(Interface dataset entries)
----
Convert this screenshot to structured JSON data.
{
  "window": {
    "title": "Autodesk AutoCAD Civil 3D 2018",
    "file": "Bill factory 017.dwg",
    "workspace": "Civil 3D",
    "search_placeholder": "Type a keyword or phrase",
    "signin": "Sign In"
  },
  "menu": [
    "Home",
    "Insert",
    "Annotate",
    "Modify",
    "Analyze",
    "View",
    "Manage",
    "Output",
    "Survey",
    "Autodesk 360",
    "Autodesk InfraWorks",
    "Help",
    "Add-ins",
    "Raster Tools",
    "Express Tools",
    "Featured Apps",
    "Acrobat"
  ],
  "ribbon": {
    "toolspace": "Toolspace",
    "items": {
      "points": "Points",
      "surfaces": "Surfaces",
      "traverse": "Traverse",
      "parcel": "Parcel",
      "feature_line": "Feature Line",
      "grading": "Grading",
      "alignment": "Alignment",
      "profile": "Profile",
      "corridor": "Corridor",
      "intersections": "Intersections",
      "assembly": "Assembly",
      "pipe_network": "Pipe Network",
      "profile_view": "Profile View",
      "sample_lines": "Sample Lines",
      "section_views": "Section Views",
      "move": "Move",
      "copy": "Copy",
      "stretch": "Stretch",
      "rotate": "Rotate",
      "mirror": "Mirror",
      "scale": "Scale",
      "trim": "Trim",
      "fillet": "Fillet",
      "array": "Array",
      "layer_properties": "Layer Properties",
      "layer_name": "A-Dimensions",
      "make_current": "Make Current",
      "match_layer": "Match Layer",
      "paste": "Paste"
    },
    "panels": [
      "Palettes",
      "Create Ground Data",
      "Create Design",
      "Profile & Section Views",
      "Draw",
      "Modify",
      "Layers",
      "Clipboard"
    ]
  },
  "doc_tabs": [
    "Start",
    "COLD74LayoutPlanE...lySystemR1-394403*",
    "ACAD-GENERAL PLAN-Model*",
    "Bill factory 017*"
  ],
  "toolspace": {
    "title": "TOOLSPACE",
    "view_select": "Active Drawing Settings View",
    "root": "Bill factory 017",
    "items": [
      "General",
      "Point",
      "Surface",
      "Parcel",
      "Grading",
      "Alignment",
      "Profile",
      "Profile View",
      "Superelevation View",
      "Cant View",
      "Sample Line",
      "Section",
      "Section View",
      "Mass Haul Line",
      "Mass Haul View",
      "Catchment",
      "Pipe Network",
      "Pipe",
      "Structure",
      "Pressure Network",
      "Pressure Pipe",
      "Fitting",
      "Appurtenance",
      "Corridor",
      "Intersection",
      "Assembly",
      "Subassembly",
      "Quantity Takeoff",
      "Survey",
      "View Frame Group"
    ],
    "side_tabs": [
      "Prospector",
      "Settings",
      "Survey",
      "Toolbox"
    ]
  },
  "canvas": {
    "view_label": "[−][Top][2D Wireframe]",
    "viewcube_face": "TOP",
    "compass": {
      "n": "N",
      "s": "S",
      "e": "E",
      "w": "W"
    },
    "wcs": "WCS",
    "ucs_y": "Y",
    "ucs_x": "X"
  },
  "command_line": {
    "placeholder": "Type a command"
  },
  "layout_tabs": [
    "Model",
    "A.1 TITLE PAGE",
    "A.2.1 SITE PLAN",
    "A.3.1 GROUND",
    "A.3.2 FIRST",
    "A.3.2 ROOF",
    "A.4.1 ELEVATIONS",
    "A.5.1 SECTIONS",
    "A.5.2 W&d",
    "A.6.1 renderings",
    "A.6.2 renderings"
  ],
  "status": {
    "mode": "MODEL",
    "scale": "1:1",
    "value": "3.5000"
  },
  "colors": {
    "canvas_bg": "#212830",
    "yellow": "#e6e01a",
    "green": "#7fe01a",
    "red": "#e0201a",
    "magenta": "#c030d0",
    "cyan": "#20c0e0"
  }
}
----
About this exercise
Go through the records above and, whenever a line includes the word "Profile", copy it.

Written reply
      "profile": "Profile",
      "profile_view": "Profile View",
      "Profile & Section Views",
      "Profile",
      "Profile View",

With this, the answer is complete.